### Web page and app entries
:::::
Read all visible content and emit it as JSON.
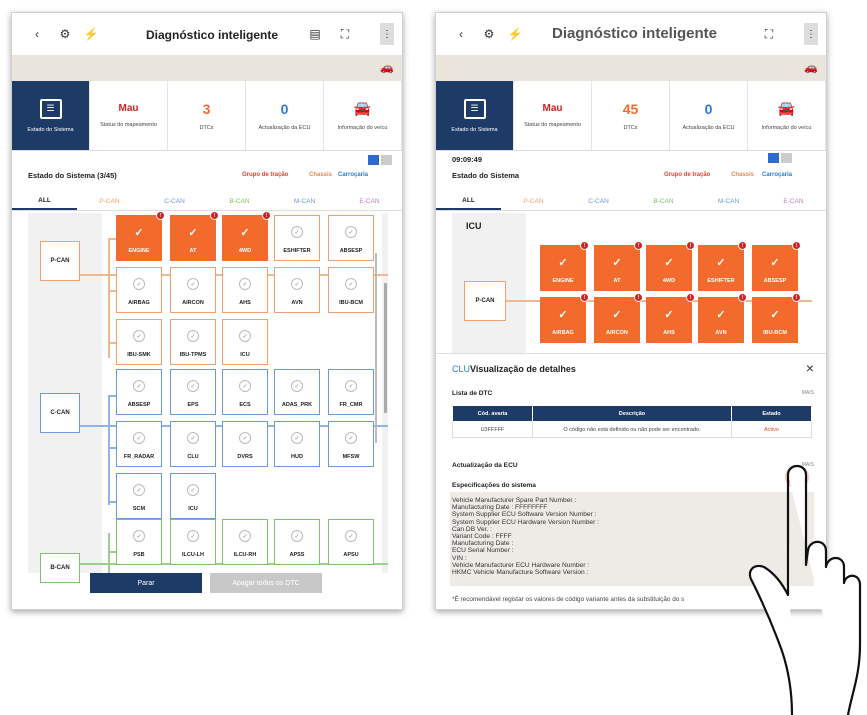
{
  "screen1": {
    "back_icon": "chevron-left-icon",
    "title": "Diagnóstico inteligente",
    "cards": [
      {
        "value": "",
        "label": "Estado do Sistema"
      },
      {
        "value": "Mau",
        "label": "Status do mapeamento"
      },
      {
        "value": "3",
        "label": "DTCs"
      },
      {
        "value": "0",
        "label": "Actualização da ECU"
      },
      {
        "value": "",
        "label": "Informação do veícu"
      }
    ],
    "status_title": "Estado do Sistema (3/45)",
    "groups": [
      "Grupo de tração",
      "Chassis",
      "Carroçaria"
    ],
    "tabs": [
      "ALL",
      "P-CAN",
      "C-CAN",
      "B-CAN",
      "M-CAN",
      "E-CAN"
    ],
    "buses": [
      "P-CAN",
      "C-CAN",
      "B-CAN"
    ],
    "pcan_nodes": [
      "ENGINE",
      "AT",
      "4WD",
      "ESHIFTER",
      "ABSESP",
      "AIRBAG",
      "AIRCON",
      "AHS",
      "AVN",
      "IBU-BCM",
      "IBU-SMK",
      "IBU-TPMS",
      "ICU"
    ],
    "ccan_nodes": [
      "ABSESP",
      "EPS",
      "ECS",
      "ADAS_PRK",
      "FR_CMR",
      "FR_RADAR",
      "CLU",
      "DVRS",
      "HUD",
      "MFSW",
      "SCM",
      "ICU"
    ],
    "bcan_nodes": [
      "PSB",
      "ILCU-LH",
      "ILCU-RH",
      "APSS",
      "APSU"
    ],
    "stop_button": "Parar",
    "clear_button": "Apagar todos os DTC"
  },
  "screen2": {
    "title": "Diagnóstico inteligente",
    "cards": [
      {
        "value": "",
        "label": "Estado do Sistema"
      },
      {
        "value": "Mau",
        "label": "Status do mapeamento"
      },
      {
        "value": "45",
        "label": "DTCs"
      },
      {
        "value": "0",
        "label": "Actualização da ECU"
      },
      {
        "value": "",
        "label": "Informação do veícu"
      }
    ],
    "time": "09:09:49",
    "status_title": "Estado do Sistema",
    "groups": [
      "Grupo de tração",
      "Chassis",
      "Carroçaria"
    ],
    "tabs": [
      "ALL",
      "P-CAN",
      "C-CAN",
      "B-CAN",
      "M-CAN",
      "E-CAN"
    ],
    "section": "ICU",
    "bus": "P-CAN",
    "row1": [
      "ENGINE",
      "AT",
      "4WD",
      "ESHIFTER",
      "ABSESP"
    ],
    "row2": [
      "AIRBAG",
      "AIRCON",
      "AHS",
      "AVN",
      "IBU-BCM"
    ],
    "detail_prefix": "CLU",
    "detail_title": "Visualização de detalhes",
    "dtc_list_label": "Lista de DTC",
    "more_label": "MAIS",
    "table_headers": [
      "Cód. avaria",
      "Descrição",
      "Estado"
    ],
    "table_row": [
      "U3FFFFF",
      "O código não está definido ou não pode ser encontrado.",
      "Activo"
    ],
    "ecu_update_label": "Actualização da ECU",
    "spec_label": "Especificações do sistema",
    "spec_lines": [
      "Vehicle Manufacturer Spare Part Number :",
      "Manufacturing Date : FFFFFFFF",
      "System Supplier ECU Software Version Number :",
      "System Supplier ECU Hardware Version Number :",
      "Can DB Ver. :",
      "Variant Code : FFFF",
      "Manufacturing Date :",
      "ECU Serial Number :",
      "VIN :",
      "Vehicle Manufacturer ECU Hardware Number :",
      "HKMC Vehicle Manufacture Software Version :"
    ],
    "footnote": "*É recomendável registar os valores de código variante antes da substituição do s"
  },
  "colors": {
    "navy": "#1e3a66",
    "error": "#f26b2c",
    "badge": "#d42020",
    "p_can": "#f0a070",
    "c_can": "#6a9ad8",
    "b_can": "#7cc36a",
    "tap": "#e8202a"
  }
}
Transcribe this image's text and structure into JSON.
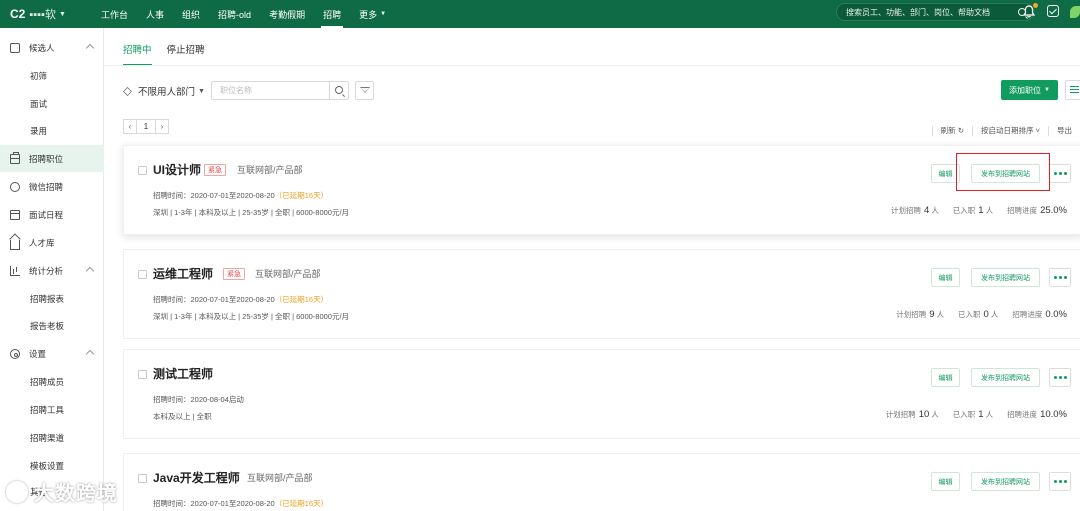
{
  "topbar": {
    "logo_mark": "C2",
    "company": "▪▪▪▪软",
    "nav": [
      {
        "label": "工作台"
      },
      {
        "label": "人事"
      },
      {
        "label": "组织"
      },
      {
        "label": "招聘-old"
      },
      {
        "label": "考勤假期"
      },
      {
        "label": "招聘"
      },
      {
        "label": "更多"
      }
    ],
    "active_nav": "招聘",
    "search_placeholder": "搜索员工、功能、部门、岗位、帮助文档"
  },
  "sidebar": {
    "items": [
      {
        "label": "候选人"
      },
      {
        "label": "初筛"
      },
      {
        "label": "面试"
      },
      {
        "label": "录用"
      },
      {
        "label": "招聘职位"
      },
      {
        "label": "微信招聘"
      },
      {
        "label": "面试日程"
      },
      {
        "label": "人才库"
      },
      {
        "label": "统计分析"
      },
      {
        "label": "招聘报表"
      },
      {
        "label": "报告老板"
      },
      {
        "label": "设置"
      },
      {
        "label": "招聘成员"
      },
      {
        "label": "招聘工具"
      },
      {
        "label": "招聘渠道"
      },
      {
        "label": "模板设置"
      },
      {
        "label": "其他"
      }
    ],
    "active": "招聘职位"
  },
  "tabs": [
    {
      "label": "招聘中"
    },
    {
      "label": "停止招聘"
    }
  ],
  "filters": {
    "department": "不限用人部门",
    "position_placeholder": "职位名称",
    "add_position": "添加职位"
  },
  "pager": {
    "prev": "‹",
    "current": "1",
    "next": "›"
  },
  "toolbar": {
    "refresh": "刷新 ↻",
    "sort": "按启动日期排序 ˅",
    "export": "导出"
  },
  "labels": {
    "urgent": "紧急",
    "edit": "编辑",
    "publish": "发布到招聘网站",
    "planned": "计划招聘",
    "hired": "已入职",
    "progress": "招聘进度",
    "person_unit": "人"
  },
  "positions": [
    {
      "title": "UI设计师",
      "urgent": true,
      "department": "互联网部/产品部",
      "time": "招聘时间：2020-07-01至2020-08-20",
      "extended": "（已延期16天）",
      "requirements": "深圳 | 1-3年 | 本科及以上 | 25-35岁 | 全职 | 6000-8000元/月",
      "planned": "4",
      "hired": "1",
      "progress": "25.0%"
    },
    {
      "title": "运维工程师",
      "urgent": true,
      "department": "互联网部/产品部",
      "time": "招聘时间：2020-07-01至2020-08-20",
      "extended": "（已延期16天）",
      "requirements": "深圳 | 1-3年 | 本科及以上 | 25-35岁 | 全职 | 6000-8000元/月",
      "planned": "9",
      "hired": "0",
      "progress": "0.0%"
    },
    {
      "title": "测试工程师",
      "urgent": false,
      "department": "",
      "time": "招聘时间：2020-08-04启动",
      "extended": "",
      "requirements": "本科及以上 | 全职",
      "planned": "10",
      "hired": "1",
      "progress": "10.0%"
    },
    {
      "title": "Java开发工程师",
      "urgent": false,
      "department": "互联网部/产品部",
      "time": "招聘时间：2020-07-01至2020-08-20",
      "extended": "（已延期16天）",
      "requirements": "",
      "planned": "",
      "hired": "",
      "progress": ""
    }
  ],
  "watermark": "大数跨境",
  "colors": {
    "brand": "#0f6b45",
    "accent": "#129b5f",
    "highlight": "#e02020",
    "extended": "#f0a020",
    "urgent": "#e24a4a"
  },
  "icons": {
    "bell": "bell-icon",
    "check": "check-square-icon",
    "search": "search-icon",
    "filter": "filter-icon",
    "menu": "menu-icon"
  }
}
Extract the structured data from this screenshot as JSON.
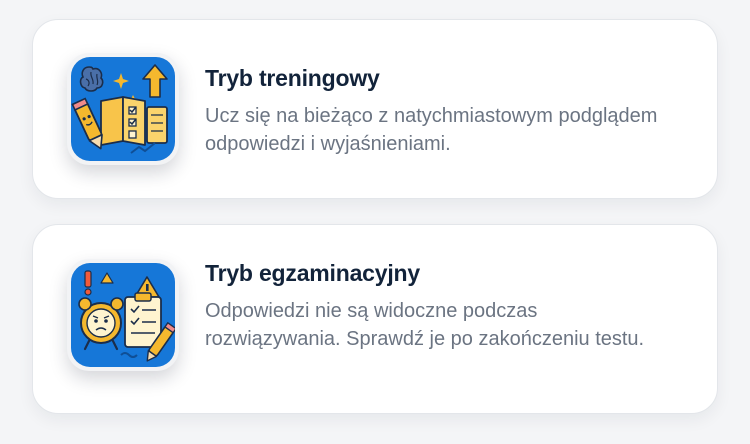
{
  "modes": [
    {
      "title": "Tryb treningowy",
      "description": "Ucz się na bieżąco z natychmiastowym podglądem odpowiedzi i wyjaśnieniami.",
      "icon": "training-illustration-icon",
      "tile_color": "#1677d8"
    },
    {
      "title": "Tryb egzaminacyjny",
      "description": "Odpowiedzi nie są widoczne podczas rozwiązywania. Sprawdź je po zakończeniu testu.",
      "icon": "exam-illustration-icon",
      "tile_color": "#1677d8"
    }
  ],
  "colors": {
    "background": "#f4f5f7",
    "card": "#ffffff",
    "title": "#12233a",
    "description": "#6b7482",
    "accent_yellow": "#f5b82e"
  }
}
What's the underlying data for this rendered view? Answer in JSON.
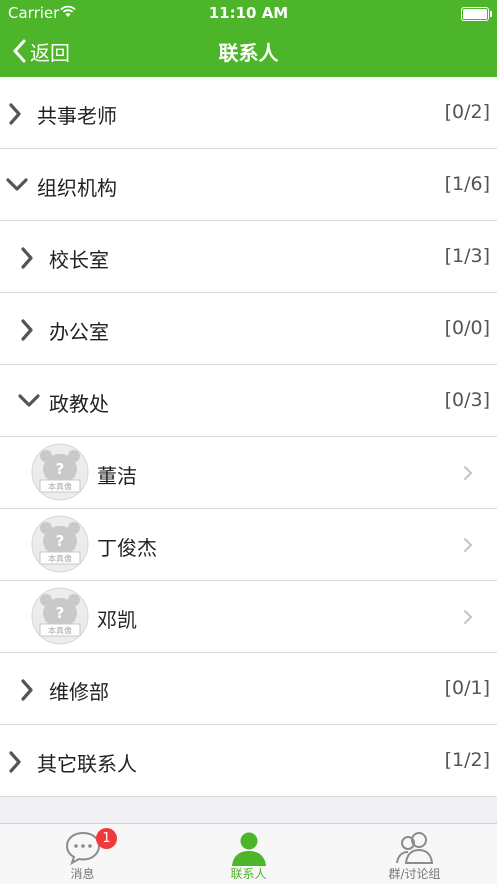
{
  "status_bar": {
    "carrier": "Carrier",
    "time": "11:10 AM"
  },
  "nav": {
    "back_label": "返回",
    "title": "联系人"
  },
  "rows": [
    {
      "label": "共事老师",
      "count": "[0/2]"
    },
    {
      "label": "组织机构",
      "count": "[1/6]"
    },
    {
      "label": "校长室",
      "count": "[1/3]"
    },
    {
      "label": "办公室",
      "count": "[0/0]"
    },
    {
      "label": "政教处",
      "count": "[0/3]"
    },
    {
      "label": "董洁"
    },
    {
      "label": "丁俊杰"
    },
    {
      "label": "邓凯"
    },
    {
      "label": "维修部",
      "count": "[0/1]"
    },
    {
      "label": "其它联系人",
      "count": "[1/2]"
    }
  ],
  "avatar_placeholder_text": "本真像",
  "tabs": [
    {
      "label": "消息",
      "badge": "1"
    },
    {
      "label": "联系人"
    },
    {
      "label": "群/讨论组"
    }
  ],
  "colors": {
    "brand": "#4cb52a",
    "badge": "#ee3a3a"
  },
  "icons": [
    "chevron-right-icon",
    "chevron-down-icon",
    "wifi-icon",
    "battery-icon",
    "chat-icon",
    "person-icon",
    "group-icon",
    "back-chevron-icon"
  ]
}
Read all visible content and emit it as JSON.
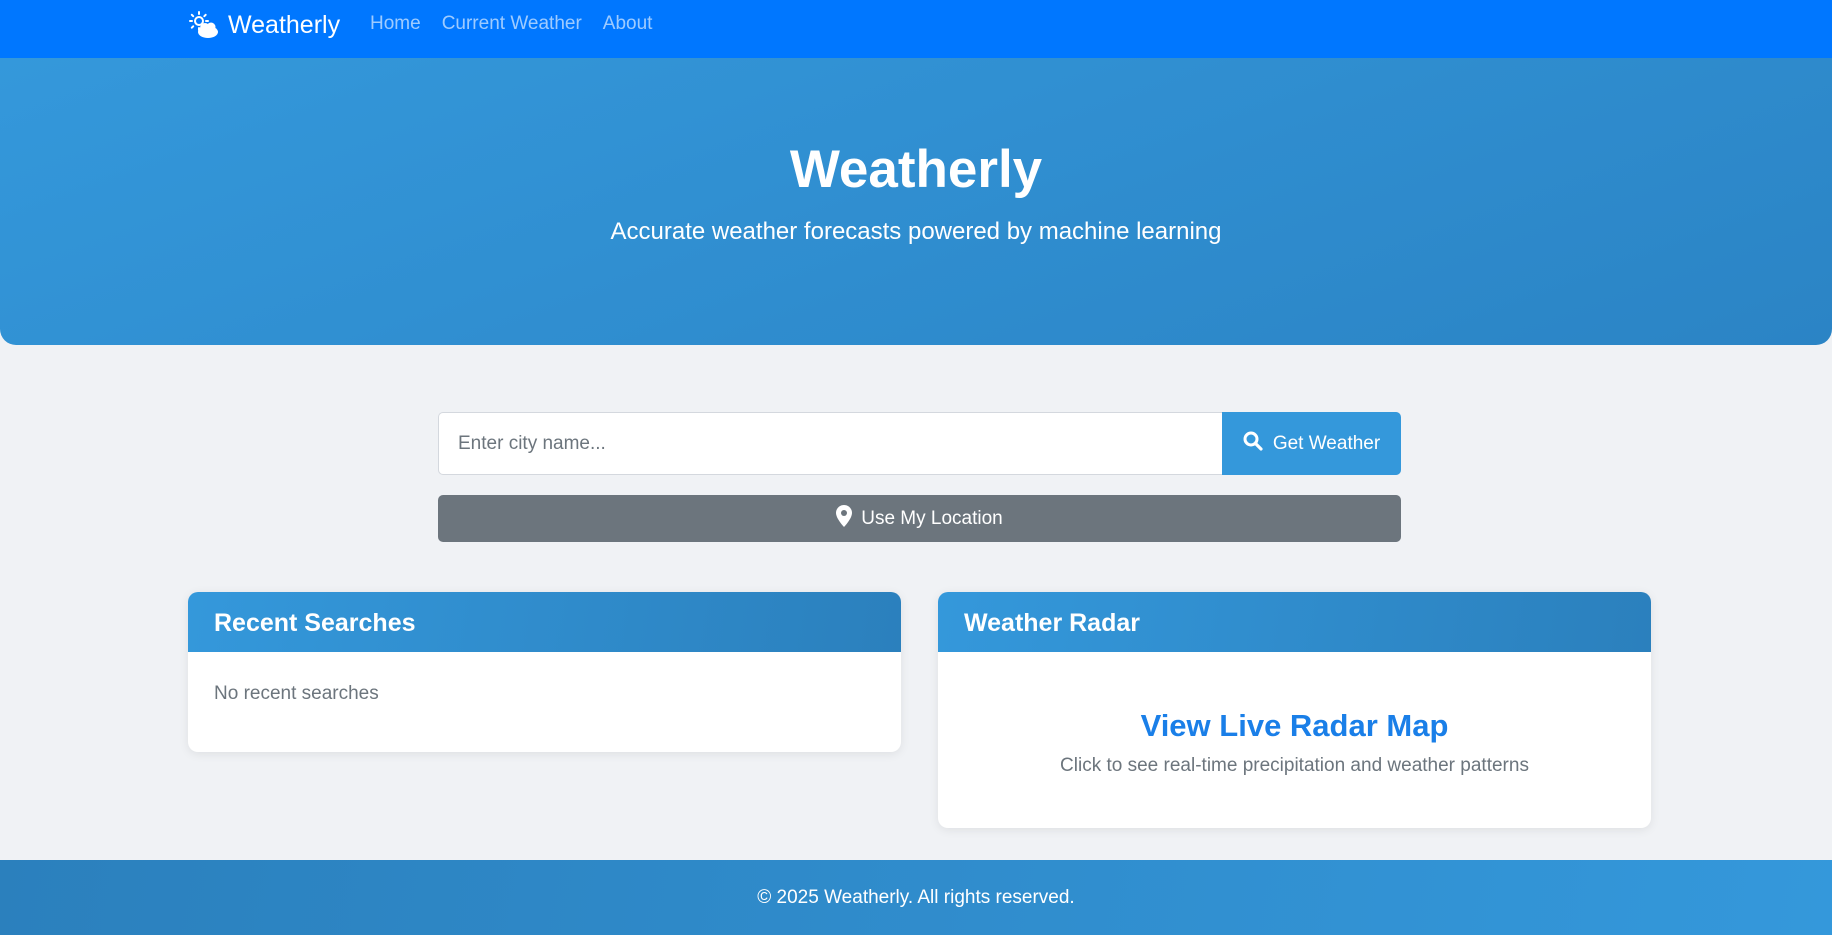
{
  "navbar": {
    "brand": "Weatherly",
    "brand_icon": "sun-cloud-icon",
    "links": [
      {
        "label": "Home"
      },
      {
        "label": "Current Weather"
      },
      {
        "label": "About"
      }
    ]
  },
  "hero": {
    "title": "Weatherly",
    "subtitle": "Accurate weather forecasts powered by machine learning"
  },
  "search": {
    "placeholder": "Enter city name...",
    "value": "",
    "button_label": "Get Weather",
    "button_icon": "search-icon"
  },
  "location": {
    "button_label": "Use My Location",
    "button_icon": "map-pin-icon"
  },
  "recent_searches": {
    "title": "Recent Searches",
    "empty_text": "No recent searches"
  },
  "radar": {
    "title": "Weather Radar",
    "link_label": "View Live Radar Map",
    "description": "Click to see real-time precipitation and weather patterns"
  },
  "footer": {
    "text": "© 2025 Weatherly. All rights reserved."
  },
  "colors": {
    "navbar": "#0077ff",
    "primary": "#3498db",
    "primary_dark": "#2b80bd",
    "secondary_button": "#6c757d",
    "link": "#1a7fe8",
    "page_background": "#f0f2f5"
  }
}
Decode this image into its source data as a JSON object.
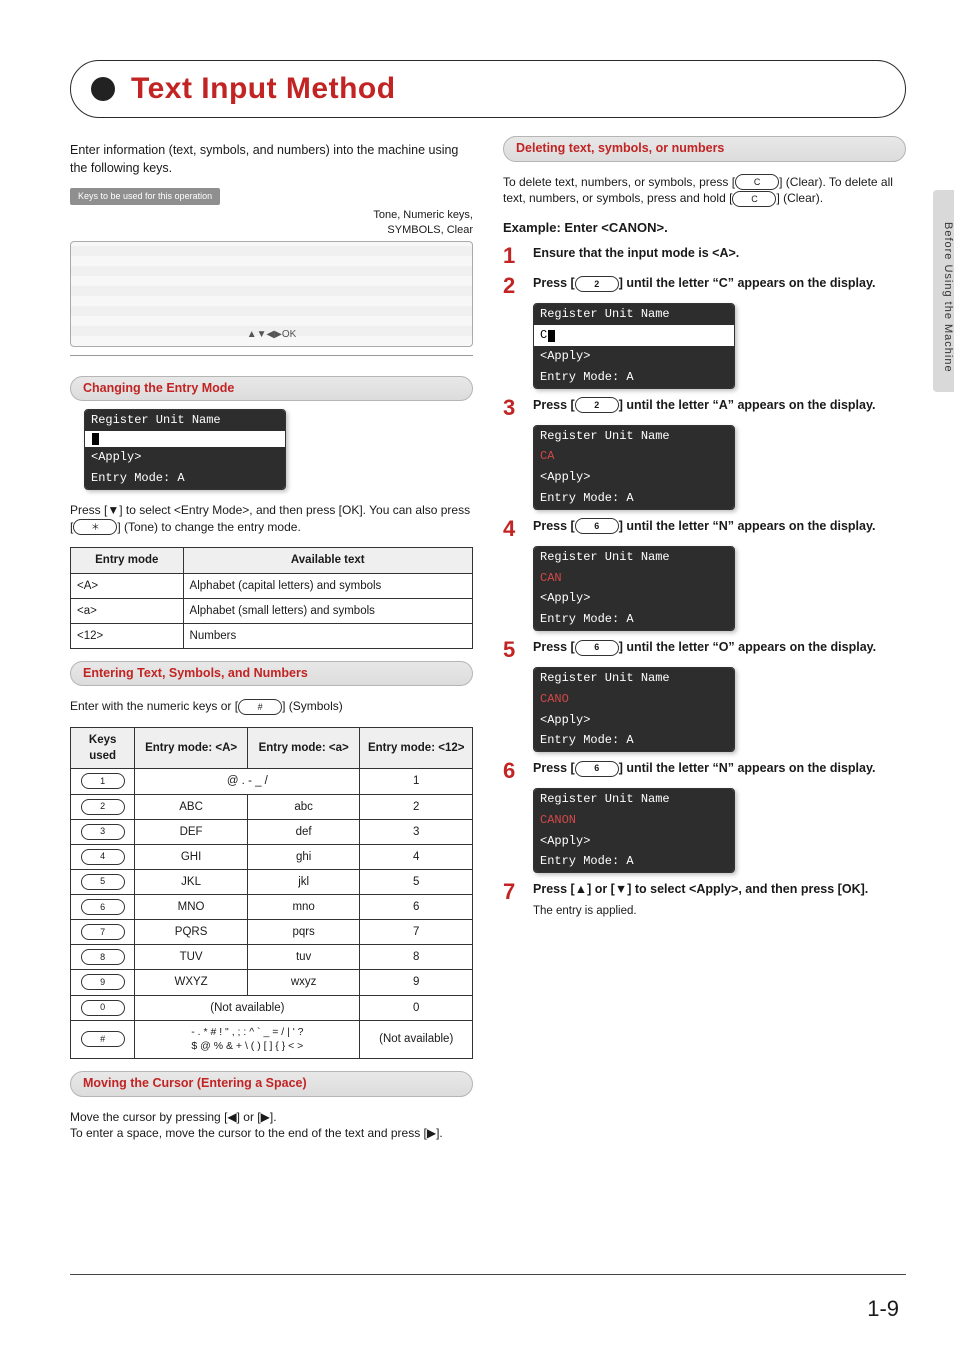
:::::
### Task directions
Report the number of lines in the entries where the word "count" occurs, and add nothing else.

### Response area
7